4. Undergo security awareness training
Cyber attacks are constantly evolving, and arranging security awareness training and phishing awareness training for staff and faculty will help them develop the skills needed to detect phishing and social engineering attempts. If you are an institution that conducts research, you may want to extend training to your students.
5. Appoint internal cyber security ambassadors
Appoint several volunteers interested in cyber security as ambassadors and implement a training and mentorship program to develop their knowledge of threats and best practices. Once these initial participants achieve certification, monitor their progress to look for areas to improve.
6. Avoid clicking on email links or opening attachments
Clicking on email links or opening attachments from senders you don’t know is a security risk as opening an ill-intentioned email link or attachment can lead to installing malware. Staff and faculty should be regularly reminded how to check if the sender is legitimate before clicking on anything.
Educational environments present new learning opportunities for everyone enrolled and on staff. But many of these institutions are vulnerable to cyber attacks. With the global pandemic giving hackers ample time to develop new scams and harmful software, education is the key to addressing the fast-moving threat landscape.
To protect your data, security awareness training needs to be at the forefront of your defense strategy. Proactive security awareness training will give the participants the heads-up on the methods that cyber criminals are using now and educate them on best practices to protect their information and systems.
Cyber Security Hub : Access Exclusive Cyber Security Content
Searching for the right educational content about cyber security online can be frustrating and time-consuming.

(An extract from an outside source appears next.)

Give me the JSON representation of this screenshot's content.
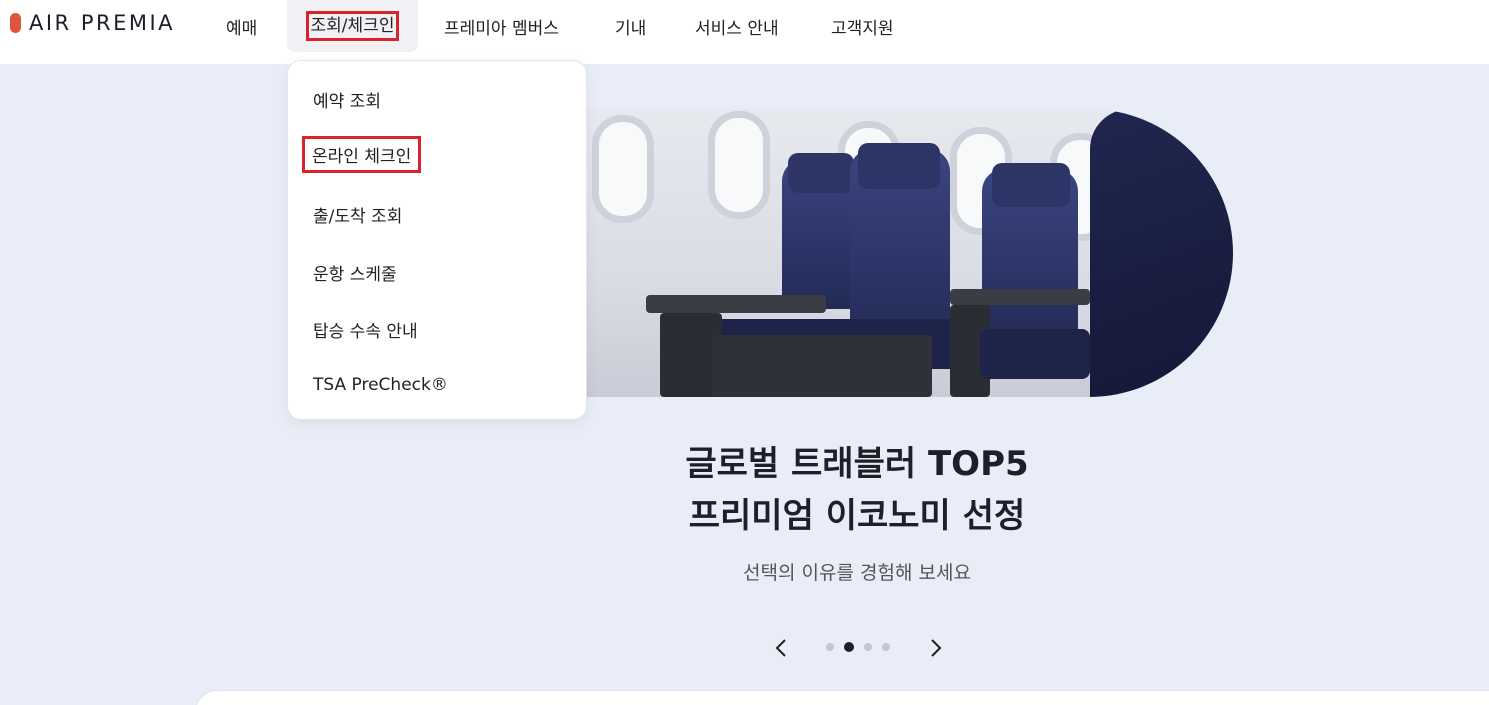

With so much information out there, it can be difficult to zero in on the information that matters most to you and your organization.
Luckily, there’s a better way. If you’re looking for definitions, examples, and tips and tricks on detecting and avoiding the latest cyber threats, make sure you check out the Cyber Security Hub, full of fun, instantly shareable content perfect for the classroom.